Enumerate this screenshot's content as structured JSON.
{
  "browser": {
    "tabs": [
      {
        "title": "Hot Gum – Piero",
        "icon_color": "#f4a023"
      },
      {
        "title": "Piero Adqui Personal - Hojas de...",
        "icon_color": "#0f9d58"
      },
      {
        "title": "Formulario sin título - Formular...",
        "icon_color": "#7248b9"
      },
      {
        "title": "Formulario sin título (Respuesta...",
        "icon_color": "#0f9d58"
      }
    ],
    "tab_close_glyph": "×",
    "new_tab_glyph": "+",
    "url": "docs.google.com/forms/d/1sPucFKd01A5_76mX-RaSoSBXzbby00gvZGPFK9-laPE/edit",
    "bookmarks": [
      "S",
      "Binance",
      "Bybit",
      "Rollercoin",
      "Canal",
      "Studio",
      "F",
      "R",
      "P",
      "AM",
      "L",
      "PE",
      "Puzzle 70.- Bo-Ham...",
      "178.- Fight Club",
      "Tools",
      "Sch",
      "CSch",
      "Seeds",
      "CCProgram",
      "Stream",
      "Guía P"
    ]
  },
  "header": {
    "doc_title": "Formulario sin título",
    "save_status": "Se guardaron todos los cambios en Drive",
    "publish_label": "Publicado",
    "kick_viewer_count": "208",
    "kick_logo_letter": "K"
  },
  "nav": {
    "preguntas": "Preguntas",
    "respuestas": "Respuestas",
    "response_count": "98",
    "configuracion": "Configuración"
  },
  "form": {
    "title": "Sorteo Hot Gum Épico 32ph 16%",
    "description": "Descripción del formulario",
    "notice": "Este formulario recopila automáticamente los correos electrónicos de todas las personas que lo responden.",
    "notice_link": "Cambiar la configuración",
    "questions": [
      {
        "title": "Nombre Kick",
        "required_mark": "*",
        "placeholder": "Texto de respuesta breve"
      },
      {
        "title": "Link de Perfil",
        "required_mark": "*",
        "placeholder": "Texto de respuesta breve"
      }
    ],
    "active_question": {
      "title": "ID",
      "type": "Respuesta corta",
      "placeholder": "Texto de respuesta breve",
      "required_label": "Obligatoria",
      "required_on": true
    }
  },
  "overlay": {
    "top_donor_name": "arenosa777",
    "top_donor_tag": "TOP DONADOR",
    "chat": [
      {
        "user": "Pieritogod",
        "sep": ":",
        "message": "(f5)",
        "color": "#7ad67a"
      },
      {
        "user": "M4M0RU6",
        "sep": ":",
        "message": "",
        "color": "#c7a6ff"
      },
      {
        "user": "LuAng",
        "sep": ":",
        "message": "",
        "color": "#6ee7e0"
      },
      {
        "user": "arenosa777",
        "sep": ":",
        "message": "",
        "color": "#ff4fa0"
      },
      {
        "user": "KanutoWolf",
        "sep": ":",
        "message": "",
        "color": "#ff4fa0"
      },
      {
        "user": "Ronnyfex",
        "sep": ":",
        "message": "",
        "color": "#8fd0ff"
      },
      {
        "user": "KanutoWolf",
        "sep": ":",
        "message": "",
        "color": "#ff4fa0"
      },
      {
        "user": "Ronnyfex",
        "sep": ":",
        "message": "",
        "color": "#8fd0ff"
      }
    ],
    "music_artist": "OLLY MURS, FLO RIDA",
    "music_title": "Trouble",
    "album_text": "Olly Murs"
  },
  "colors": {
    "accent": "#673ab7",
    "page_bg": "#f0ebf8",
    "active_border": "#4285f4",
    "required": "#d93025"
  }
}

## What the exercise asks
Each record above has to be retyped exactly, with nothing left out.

## Written solution
Enumerate this screenshot's content as structured JSON.
{
  "browser": {
    "tabs": [
      {
        "title": "Hot Gum – Piero",
        "icon_color": "#f4a023"
      },
      {
        "title": "Piero Adqui Personal - Hojas de...",
        "icon_color": "#0f9d58"
      },
      {
        "title": "Formulario sin título - Formular...",
        "icon_color": "#7248b9"
      },
      {
        "title": "Formulario sin título (Respuesta...",
        "icon_color": "#0f9d58"
      }
    ],
    "tab_close_glyph": "×",
    "new_tab_glyph": "+",
    "url": "docs.google.com/forms/d/1sPucFKd01A5_76mX-RaSoSBXzbby00gvZGPFK9-laPE/edit",
    "bookmarks": [
      "S",
      "Binance",
      "Bybit",
      "Rollercoin",
      "Canal",
      "Studio",
      "F",
      "R",
      "P",
      "AM",
      "L",
      "PE",
      "Puzzle 70.- Bo-Ham...",
      "178.- Fight Club",
      "Tools",
      "Sch",
      "CSch",
      "Seeds",
      "CCProgram",
      "Stream",
      "Guía P"
    ]
  },
  "header": {
    "doc_title": "Formulario sin título",
    "save_status": "Se guardaron todos los cambios en Drive",
    "publish_label": "Publicado",
    "kick_viewer_count": "208",
    "kick_logo_letter": "K"
  },
  "nav": {
    "preguntas": "Preguntas",
    "respuestas": "Respuestas",
    "response_count": "98",
    "configuracion": "Configuración"
  },
  "form": {
    "title": "Sorteo Hot Gum Épico 32ph 16%",
    "description": "Descripción del formulario",
    "notice": "Este formulario recopila automáticamente los correos electrónicos de todas las personas que lo responden.",
    "notice_link": "Cambiar la configuración",
    "questions": [
      {
        "title": "Nombre Kick",
        "required_mark": "*",
        "placeholder": "Texto de respuesta breve"
      },
      {
        "title": "Link de Perfil",
        "required_mark": "*",
        "placeholder": "Texto de respuesta breve"
      }
    ],
    "active_question": {
      "title": "ID",
      "type": "Respuesta corta",
      "placeholder": "Texto de respuesta breve",
      "required_label": "Obligatoria",
      "required_on": true
    }
  },
  "overlay": {
    "top_donor_name": "arenosa777",
    "top_donor_tag": "TOP DONADOR",
    "chat": [
      {
        "user": "Pieritogod",
        "sep": ":",
        "message": "(f5)",
        "color": "#7ad67a"
      },
      {
        "user": "M4M0RU6",
        "sep": ":",
        "message": "",
        "color": "#c7a6ff"
      },
      {
        "user": "LuAng",
        "sep": ":",
        "message": "",
        "color": "#6ee7e0"
      },
      {
        "user": "arenosa777",
        "sep": ":",
        "message": "",
        "color": "#ff4fa0"
      },
      {
        "user": "KanutoWolf",
        "sep": ":",
        "message": "",
        "color": "#ff4fa0"
      },
      {
        "user": "Ronnyfex",
        "sep": ":",
        "message": "",
        "color": "#8fd0ff"
      },
      {
        "user": "KanutoWolf",
        "sep": ":",
        "message": "",
        "color": "#ff4fa0"
      },
      {
        "user": "Ronnyfex",
        "sep": ":",
        "message": "",
        "color": "#8fd0ff"
      }
    ],
    "music_artist": "OLLY MURS, FLO RIDA",
    "music_title": "Trouble",
    "album_text": "Olly Murs"
  },
  "colors": {
    "accent": "#673ab7",
    "page_bg": "#f0ebf8",
    "active_border": "#4285f4",
    "required": "#d93025"
  }
}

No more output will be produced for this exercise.